With ‘Zero Visibility’ into the Russian Economy, the IMF is Parroting Putin’s Line
Rather than admitting ignorance, write Yale’s Jeffrey Sonnenfeld, Stephen Roach, and Steven Tian, the IMF is accepting the Kremlin’s statistics—and fueling pessimism about the impact of sanctions.
How can we preempt investment protectionism?
Ernesto Zedillo, the former president of Mexico and a scholar at Yale, argues that overreacting to fears about sovereign wealth funds could hobble the global financial system. But he also points to the real risks inherent in the global imbalances that have fueled the recent growth of SWFs.
Have global capital markets shifted?
Sensing a broad change in the capital markets in recent years, the Millstein Center for Corporate Governance and Performance set out to better understand what was happening. Jonathan Koppell describes what he and his colleagues learned from a series of discussions with investors, directors, managers, and regulators around the globe.
How do you face the unknown?
Nature abhors a vacuum. Air invades emptiness. Water floods open space. What happens when a wall is breached and markets are allowed to enter countries where they’d previously been banned? In the 1990s, Rosemary Ripley participated in the infusion of private enterprise into former command economies.

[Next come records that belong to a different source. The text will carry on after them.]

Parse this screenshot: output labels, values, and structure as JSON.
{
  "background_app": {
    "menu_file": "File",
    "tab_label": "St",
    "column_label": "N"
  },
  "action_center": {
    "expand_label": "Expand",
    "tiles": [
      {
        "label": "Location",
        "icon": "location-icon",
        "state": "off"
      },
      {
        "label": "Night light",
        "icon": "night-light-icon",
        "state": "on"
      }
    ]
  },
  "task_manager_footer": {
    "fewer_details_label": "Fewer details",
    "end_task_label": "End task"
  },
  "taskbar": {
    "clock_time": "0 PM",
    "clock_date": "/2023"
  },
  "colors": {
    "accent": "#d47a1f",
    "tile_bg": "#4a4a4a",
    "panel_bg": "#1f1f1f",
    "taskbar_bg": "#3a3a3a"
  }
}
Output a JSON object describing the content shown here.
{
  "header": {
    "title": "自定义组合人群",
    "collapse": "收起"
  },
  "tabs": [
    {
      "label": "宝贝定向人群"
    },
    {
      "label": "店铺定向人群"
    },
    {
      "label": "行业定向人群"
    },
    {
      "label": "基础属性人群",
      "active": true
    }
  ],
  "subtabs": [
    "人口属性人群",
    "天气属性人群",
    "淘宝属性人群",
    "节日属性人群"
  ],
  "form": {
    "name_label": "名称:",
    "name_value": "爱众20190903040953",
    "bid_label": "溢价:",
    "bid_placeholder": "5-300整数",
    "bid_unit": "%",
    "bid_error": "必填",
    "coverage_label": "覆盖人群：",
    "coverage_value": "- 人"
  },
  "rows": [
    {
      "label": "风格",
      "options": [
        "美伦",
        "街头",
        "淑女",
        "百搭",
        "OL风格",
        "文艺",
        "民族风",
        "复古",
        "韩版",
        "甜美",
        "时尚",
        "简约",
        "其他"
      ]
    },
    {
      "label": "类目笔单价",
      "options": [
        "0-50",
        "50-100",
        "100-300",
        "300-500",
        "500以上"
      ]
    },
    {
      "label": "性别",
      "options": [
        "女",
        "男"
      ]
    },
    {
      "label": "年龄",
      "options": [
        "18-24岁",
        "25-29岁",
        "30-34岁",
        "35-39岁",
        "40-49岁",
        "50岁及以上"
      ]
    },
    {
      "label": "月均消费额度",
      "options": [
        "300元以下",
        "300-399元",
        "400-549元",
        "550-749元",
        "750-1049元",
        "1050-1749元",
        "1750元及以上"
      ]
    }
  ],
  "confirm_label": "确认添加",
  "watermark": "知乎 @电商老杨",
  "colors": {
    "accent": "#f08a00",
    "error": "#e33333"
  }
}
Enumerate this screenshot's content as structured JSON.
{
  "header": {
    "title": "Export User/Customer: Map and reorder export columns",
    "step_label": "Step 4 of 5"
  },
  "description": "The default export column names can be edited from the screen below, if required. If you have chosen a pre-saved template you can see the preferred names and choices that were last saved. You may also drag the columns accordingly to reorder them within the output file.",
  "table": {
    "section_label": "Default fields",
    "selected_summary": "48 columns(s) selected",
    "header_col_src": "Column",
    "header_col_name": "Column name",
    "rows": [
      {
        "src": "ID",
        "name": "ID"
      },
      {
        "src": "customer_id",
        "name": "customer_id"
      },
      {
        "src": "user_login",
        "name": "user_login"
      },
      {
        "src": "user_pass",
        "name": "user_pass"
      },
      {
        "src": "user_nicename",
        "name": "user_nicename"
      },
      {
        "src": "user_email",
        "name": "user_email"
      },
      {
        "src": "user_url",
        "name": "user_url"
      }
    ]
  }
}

Can markets change society?
Professor Zhiwu Chen has been watching what’s happened as China adopts such financial instruments as mortgages and mutual funds. He was born in a rural village in China, and when he goes back, he says, he sees a country that’s being remade by markets.
Are markets local or universal?
A market is a place (virtual or tangible) where buyers and sellers meet. Markets exist everywhere people do. But each market has its particular customs, as simple as a handshake or as intricate as a 40-page contract.
How do you manage a global financial crisis?
When hedge fund Long-Term Capital Management plummeted toward bankruptcy in September 1998, its potential dissolution threatened the financial markets with disaster. Herb Allison, then the president of Merrill Lynch, was one of the few people in a position to avert a crash landing, but first he had to get a cranky coalition of competitive bankers and traders lined up behind his bailout plan.